> How to complete this task
Take the line that contains "Output a JSON" and each line after it to the end of the material below, and return them exactly, minus the pictures.

==============================

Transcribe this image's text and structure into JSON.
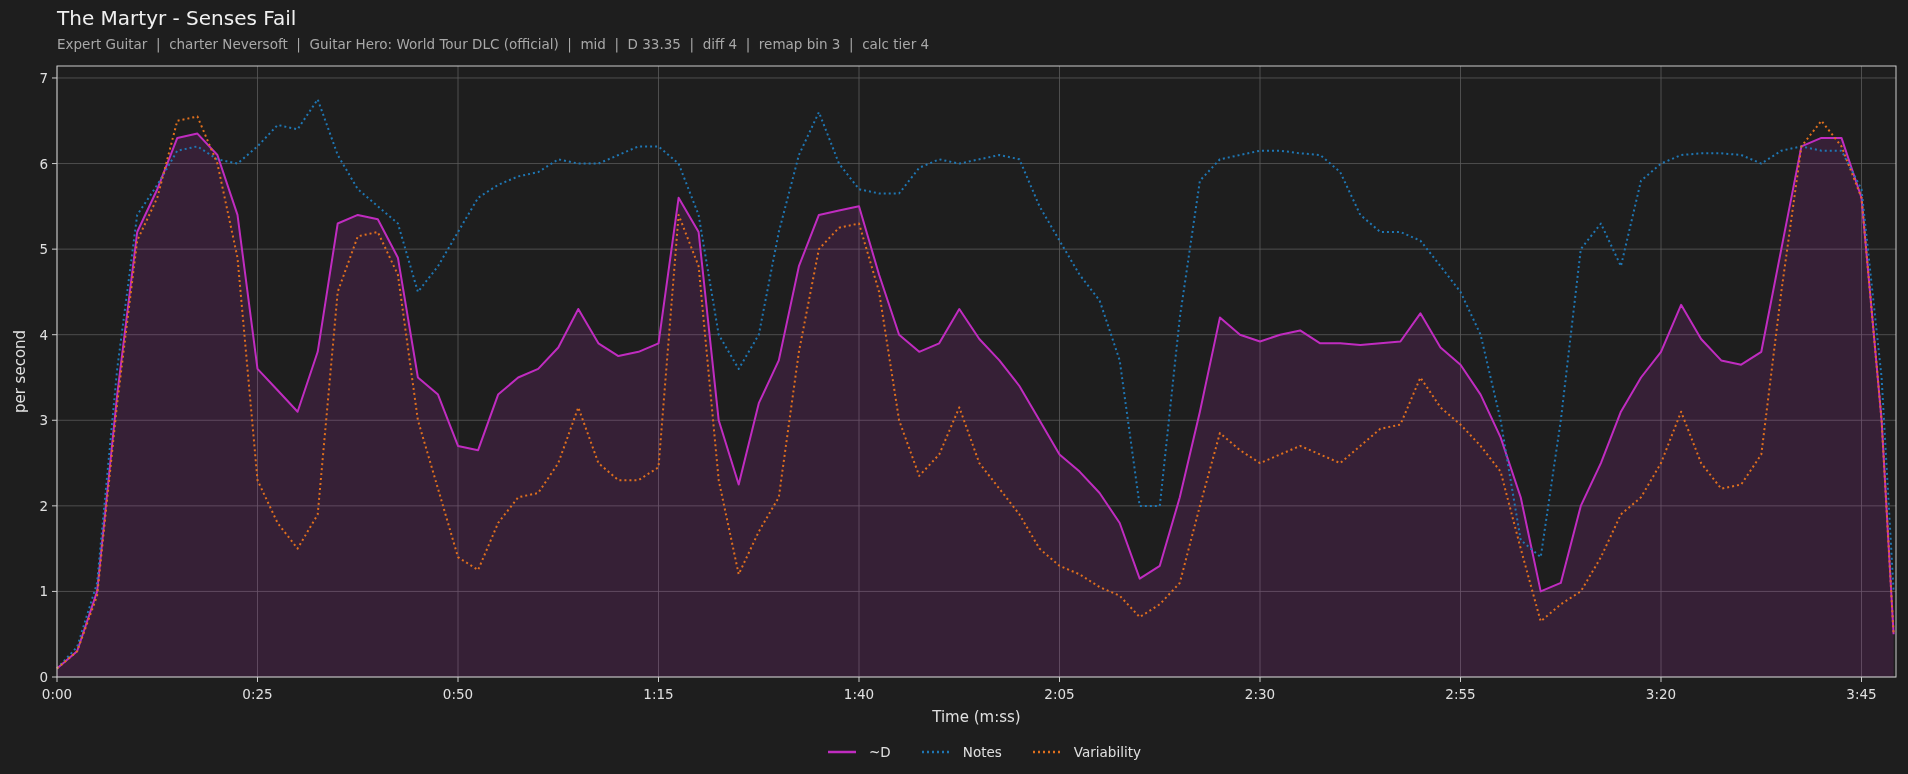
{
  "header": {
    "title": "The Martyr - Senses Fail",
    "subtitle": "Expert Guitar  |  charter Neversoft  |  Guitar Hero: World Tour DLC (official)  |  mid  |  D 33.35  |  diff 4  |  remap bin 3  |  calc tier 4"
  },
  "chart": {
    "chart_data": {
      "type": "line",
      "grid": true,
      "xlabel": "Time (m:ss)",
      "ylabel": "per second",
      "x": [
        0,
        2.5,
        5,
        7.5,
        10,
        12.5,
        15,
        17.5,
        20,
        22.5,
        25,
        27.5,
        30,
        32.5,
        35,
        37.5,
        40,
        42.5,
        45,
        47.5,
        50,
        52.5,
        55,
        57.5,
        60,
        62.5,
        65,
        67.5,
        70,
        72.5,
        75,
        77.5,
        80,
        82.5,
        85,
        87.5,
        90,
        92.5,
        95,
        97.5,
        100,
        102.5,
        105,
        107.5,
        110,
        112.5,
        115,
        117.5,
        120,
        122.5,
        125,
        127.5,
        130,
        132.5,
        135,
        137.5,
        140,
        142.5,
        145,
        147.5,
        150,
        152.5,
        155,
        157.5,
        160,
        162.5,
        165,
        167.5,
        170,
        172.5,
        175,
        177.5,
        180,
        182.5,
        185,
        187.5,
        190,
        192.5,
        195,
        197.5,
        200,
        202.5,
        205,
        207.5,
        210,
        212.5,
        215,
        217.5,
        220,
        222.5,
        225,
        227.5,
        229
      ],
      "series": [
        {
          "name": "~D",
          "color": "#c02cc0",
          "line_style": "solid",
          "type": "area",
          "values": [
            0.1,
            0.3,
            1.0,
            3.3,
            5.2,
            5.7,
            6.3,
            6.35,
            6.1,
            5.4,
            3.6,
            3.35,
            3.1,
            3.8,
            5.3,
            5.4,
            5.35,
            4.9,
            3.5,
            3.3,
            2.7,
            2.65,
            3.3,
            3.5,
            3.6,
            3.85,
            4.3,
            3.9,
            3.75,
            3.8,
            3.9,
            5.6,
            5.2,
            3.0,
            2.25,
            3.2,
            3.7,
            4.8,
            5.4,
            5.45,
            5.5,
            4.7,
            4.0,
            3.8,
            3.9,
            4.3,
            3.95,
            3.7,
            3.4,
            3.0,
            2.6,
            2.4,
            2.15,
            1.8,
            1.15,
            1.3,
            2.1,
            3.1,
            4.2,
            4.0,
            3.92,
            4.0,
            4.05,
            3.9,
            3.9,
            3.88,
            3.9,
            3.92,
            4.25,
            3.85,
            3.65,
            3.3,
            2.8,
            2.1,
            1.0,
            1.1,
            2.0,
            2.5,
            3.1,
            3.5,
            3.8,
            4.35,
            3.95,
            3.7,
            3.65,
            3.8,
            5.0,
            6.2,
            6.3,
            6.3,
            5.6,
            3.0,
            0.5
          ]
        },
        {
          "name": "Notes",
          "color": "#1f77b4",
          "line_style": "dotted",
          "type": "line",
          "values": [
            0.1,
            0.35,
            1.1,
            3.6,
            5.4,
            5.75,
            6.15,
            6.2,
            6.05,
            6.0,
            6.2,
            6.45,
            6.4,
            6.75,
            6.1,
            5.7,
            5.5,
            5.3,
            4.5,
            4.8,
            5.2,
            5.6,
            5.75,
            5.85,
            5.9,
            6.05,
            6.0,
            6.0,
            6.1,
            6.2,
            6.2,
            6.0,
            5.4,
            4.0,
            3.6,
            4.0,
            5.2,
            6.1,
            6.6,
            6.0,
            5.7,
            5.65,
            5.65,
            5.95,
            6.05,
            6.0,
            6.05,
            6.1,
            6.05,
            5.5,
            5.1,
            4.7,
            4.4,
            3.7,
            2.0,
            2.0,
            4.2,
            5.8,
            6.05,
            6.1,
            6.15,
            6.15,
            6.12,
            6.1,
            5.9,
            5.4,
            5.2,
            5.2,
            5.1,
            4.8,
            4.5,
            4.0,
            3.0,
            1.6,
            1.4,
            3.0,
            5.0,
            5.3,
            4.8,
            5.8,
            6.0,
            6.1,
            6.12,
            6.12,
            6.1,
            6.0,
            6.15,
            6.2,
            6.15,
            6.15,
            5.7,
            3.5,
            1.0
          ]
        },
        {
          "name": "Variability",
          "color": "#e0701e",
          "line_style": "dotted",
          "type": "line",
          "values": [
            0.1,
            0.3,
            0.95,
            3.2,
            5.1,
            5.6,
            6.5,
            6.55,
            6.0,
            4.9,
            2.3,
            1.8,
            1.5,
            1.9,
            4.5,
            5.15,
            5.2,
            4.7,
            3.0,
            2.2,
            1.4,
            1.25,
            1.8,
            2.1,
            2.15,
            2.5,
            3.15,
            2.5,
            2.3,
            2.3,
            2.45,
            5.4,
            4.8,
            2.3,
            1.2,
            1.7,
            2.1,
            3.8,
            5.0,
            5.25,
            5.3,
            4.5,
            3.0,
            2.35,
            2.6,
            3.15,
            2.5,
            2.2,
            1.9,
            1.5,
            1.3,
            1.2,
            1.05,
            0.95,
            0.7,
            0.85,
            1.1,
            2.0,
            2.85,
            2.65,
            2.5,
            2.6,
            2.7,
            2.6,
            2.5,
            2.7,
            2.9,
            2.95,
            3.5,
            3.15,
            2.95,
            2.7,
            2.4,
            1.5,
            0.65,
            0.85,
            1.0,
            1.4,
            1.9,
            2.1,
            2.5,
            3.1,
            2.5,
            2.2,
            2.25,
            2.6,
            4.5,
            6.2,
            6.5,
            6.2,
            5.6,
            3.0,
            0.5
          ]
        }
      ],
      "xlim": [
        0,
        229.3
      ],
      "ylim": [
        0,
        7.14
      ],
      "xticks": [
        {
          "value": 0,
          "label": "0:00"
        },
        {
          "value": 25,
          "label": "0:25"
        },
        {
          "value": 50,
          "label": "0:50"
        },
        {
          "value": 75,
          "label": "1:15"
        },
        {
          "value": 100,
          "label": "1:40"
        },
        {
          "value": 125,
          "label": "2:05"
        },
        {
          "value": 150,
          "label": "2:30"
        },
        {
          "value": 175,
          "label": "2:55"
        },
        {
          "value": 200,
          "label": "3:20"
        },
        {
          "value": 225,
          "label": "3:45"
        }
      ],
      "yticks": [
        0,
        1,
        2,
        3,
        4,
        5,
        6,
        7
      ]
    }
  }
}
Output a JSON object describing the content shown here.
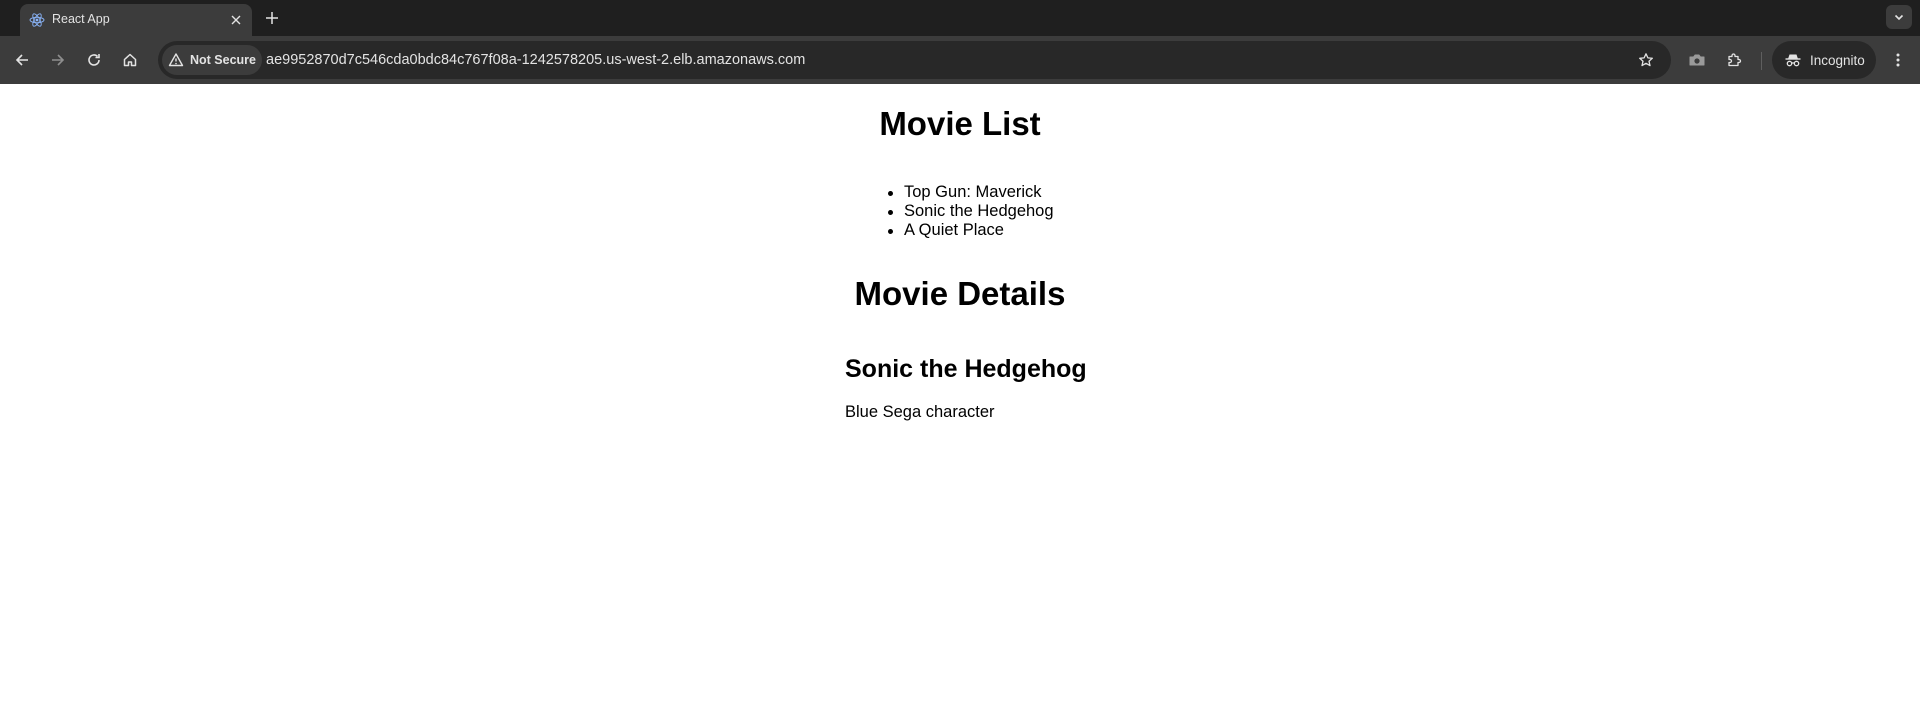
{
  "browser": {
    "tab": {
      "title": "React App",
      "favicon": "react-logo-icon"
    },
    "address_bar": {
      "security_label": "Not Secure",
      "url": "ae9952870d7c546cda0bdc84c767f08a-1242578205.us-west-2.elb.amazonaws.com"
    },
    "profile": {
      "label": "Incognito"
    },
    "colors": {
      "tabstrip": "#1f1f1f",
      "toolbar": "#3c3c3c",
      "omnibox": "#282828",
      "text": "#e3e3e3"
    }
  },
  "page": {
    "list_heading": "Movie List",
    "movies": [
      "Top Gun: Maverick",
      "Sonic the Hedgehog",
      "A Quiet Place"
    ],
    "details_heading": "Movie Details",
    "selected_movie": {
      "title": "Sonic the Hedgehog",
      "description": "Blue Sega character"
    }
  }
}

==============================

> Task response
Output a JSON object describing the content shown here.
{
  "browser": {
    "tab": {
      "title": "React App",
      "favicon": "react-logo-icon"
    },
    "address_bar": {
      "security_label": "Not Secure",
      "url": "ae9952870d7c546cda0bdc84c767f08a-1242578205.us-west-2.elb.amazonaws.com"
    },
    "profile": {
      "label": "Incognito"
    },
    "colors": {
      "tabstrip": "#1f1f1f",
      "toolbar": "#3c3c3c",
      "omnibox": "#282828",
      "text": "#e3e3e3"
    }
  },
  "page": {
    "list_heading": "Movie List",
    "movies": [
      "Top Gun: Maverick",
      "Sonic the Hedgehog",
      "A Quiet Place"
    ],
    "details_heading": "Movie Details",
    "selected_movie": {
      "title": "Sonic the Hedgehog",
      "description": "Blue Sega character"
    }
  }
}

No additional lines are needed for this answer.